_EXERCISE INSTRUCTIONS_
Your answer must be an exact copy of all the entries.

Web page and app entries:
=== Begin Enclosure ===

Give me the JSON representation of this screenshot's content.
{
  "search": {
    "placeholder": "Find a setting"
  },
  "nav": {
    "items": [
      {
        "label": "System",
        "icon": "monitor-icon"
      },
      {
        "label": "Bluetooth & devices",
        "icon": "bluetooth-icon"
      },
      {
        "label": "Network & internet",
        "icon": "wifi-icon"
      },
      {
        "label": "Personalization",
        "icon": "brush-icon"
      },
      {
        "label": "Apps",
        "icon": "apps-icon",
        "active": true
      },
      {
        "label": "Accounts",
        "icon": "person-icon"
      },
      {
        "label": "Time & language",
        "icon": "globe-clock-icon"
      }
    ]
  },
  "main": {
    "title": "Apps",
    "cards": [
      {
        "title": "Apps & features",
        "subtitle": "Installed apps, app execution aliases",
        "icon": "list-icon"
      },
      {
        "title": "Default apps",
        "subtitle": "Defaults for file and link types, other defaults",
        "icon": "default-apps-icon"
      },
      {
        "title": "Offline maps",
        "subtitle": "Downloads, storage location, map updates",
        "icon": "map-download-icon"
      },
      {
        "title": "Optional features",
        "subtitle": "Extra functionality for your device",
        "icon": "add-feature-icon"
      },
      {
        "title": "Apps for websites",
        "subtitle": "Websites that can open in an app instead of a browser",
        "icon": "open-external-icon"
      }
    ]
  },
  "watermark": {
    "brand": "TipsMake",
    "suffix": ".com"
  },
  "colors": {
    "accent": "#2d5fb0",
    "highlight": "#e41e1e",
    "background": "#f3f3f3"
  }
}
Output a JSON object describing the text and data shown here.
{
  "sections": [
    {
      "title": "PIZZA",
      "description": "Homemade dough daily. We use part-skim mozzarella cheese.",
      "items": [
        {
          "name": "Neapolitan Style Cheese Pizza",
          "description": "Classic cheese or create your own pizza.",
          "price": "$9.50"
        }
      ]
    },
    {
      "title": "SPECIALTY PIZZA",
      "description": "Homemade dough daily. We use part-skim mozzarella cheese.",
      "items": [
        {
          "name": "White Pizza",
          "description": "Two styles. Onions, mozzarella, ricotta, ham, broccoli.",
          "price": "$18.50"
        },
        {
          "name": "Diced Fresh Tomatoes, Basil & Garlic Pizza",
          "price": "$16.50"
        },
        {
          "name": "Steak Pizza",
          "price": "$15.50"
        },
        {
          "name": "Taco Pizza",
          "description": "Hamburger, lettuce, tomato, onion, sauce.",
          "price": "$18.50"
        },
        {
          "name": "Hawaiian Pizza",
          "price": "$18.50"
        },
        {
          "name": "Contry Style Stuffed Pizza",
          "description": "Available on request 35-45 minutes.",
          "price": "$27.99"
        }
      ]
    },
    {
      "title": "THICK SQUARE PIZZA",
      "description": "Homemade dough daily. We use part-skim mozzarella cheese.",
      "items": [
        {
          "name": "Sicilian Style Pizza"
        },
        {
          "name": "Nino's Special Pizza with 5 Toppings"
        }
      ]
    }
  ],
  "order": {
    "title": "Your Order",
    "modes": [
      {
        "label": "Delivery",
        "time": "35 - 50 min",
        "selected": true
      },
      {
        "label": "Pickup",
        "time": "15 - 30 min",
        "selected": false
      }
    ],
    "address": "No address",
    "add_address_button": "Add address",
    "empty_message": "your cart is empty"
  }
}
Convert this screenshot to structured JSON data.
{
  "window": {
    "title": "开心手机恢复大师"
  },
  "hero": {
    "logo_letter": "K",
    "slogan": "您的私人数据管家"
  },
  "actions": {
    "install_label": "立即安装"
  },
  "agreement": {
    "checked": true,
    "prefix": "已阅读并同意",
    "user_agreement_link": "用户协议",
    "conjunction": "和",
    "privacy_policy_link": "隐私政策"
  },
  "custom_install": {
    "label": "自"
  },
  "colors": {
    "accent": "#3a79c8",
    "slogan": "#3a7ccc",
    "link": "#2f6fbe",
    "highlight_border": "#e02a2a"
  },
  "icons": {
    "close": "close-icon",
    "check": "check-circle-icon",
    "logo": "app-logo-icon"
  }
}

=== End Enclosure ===

_THE ANSWER_
Give me the JSON representation of this screenshot's content.
{
  "search": {
    "placeholder": "Find a setting"
  },
  "nav": {
    "items": [
      {
        "label": "System",
        "icon": "monitor-icon"
      },
      {
        "label": "Bluetooth & devices",
        "icon": "bluetooth-icon"
      },
      {
        "label": "Network & internet",
        "icon": "wifi-icon"
      },
      {
        "label": "Personalization",
        "icon": "brush-icon"
      },
      {
        "label": "Apps",
        "icon": "apps-icon",
        "active": true
      },
      {
        "label": "Accounts",
        "icon": "person-icon"
      },
      {
        "label": "Time & language",
        "icon": "globe-clock-icon"
      }
    ]
  },
  "main": {
    "title": "Apps",
    "cards": [
      {
        "title": "Apps & features",
        "subtitle": "Installed apps, app execution aliases",
        "icon": "list-icon"
      },
      {
        "title": "Default apps",
        "subtitle": "Defaults for file and link types, other defaults",
        "icon": "default-apps-icon"
      },
      {
        "title": "Offline maps",
        "subtitle": "Downloads, storage location, map updates",
        "icon": "map-download-icon"
      },
      {
        "title": "Optional features",
        "subtitle": "Extra functionality for your device",
        "icon": "add-feature-icon"
      },
      {
        "title": "Apps for websites",
        "subtitle": "Websites that can open in an app instead of a browser",
        "icon": "open-external-icon"
      }
    ]
  },
  "watermark": {
    "brand": "TipsMake",
    "suffix": ".com"
  },
  "colors": {
    "accent": "#2d5fb0",
    "highlight": "#e41e1e",
    "background": "#f3f3f3"
  }
}
Output a JSON object describing the text and data shown here.
{
  "sections": [
    {
      "title": "PIZZA",
      "description": "Homemade dough daily. We use part-skim mozzarella cheese.",
      "items": [
        {
          "name": "Neapolitan Style Cheese Pizza",
          "description": "Classic cheese or create your own pizza.",
          "price": "$9.50"
        }
      ]
    },
    {
      "title": "SPECIALTY PIZZA",
      "description": "Homemade dough daily. We use part-skim mozzarella cheese.",
      "items": [
        {
          "name": "White Pizza",
          "description": "Two styles. Onions, mozzarella, ricotta, ham, broccoli.",
          "price": "$18.50"
        },
        {
          "name": "Diced Fresh Tomatoes, Basil & Garlic Pizza",
          "price": "$16.50"
        },
        {
          "name": "Steak Pizza",
          "price": "$15.50"
        },
        {
          "name": "Taco Pizza",
          "description": "Hamburger, lettuce, tomato, onion, sauce.",
          "price": "$18.50"
        },
        {
          "name": "Hawaiian Pizza",
          "price": "$18.50"
        },
        {
          "name": "Contry Style Stuffed Pizza",
          "description": "Available on request 35-45 minutes.",
          "price": "$27.99"
        }
      ]
    },
    {
      "title": "THICK SQUARE PIZZA",
      "description": "Homemade dough daily. We use part-skim mozzarella cheese.",
      "items": [
        {
          "name": "Sicilian Style Pizza"
        },
        {
          "name": "Nino's Special Pizza with 5 Toppings"
        }
      ]
    }
  ],
  "order": {
    "title": "Your Order",
    "modes": [
      {
        "label": "Delivery",
        "time": "35 - 50 min",
        "selected": true
      },
      {
        "label": "Pickup",
        "time": "15 - 30 min",
        "selected": false
      }
    ],
    "address": "No address",
    "add_address_button": "Add address",
    "empty_message": "your cart is empty"
  }
}
Convert this screenshot to structured JSON data.
{
  "window": {
    "title": "开心手机恢复大师"
  },
  "hero": {
    "logo_letter": "K",
    "slogan": "您的私人数据管家"
  },
  "actions": {
    "install_label": "立即安装"
  },
  "agreement": {
    "checked": true,
    "prefix": "已阅读并同意",
    "user_agreement_link": "用户协议",
    "conjunction": "和",
    "privacy_policy_link": "隐私政策"
  },
  "custom_install": {
    "label": "自"
  },
  "colors": {
    "accent": "#3a79c8",
    "slogan": "#3a7ccc",
    "link": "#2f6fbe",
    "highlight_border": "#e02a2a"
  },
  "icons": {
    "close": "close-icon",
    "check": "check-circle-icon",
    "logo": "app-logo-icon"
  }
}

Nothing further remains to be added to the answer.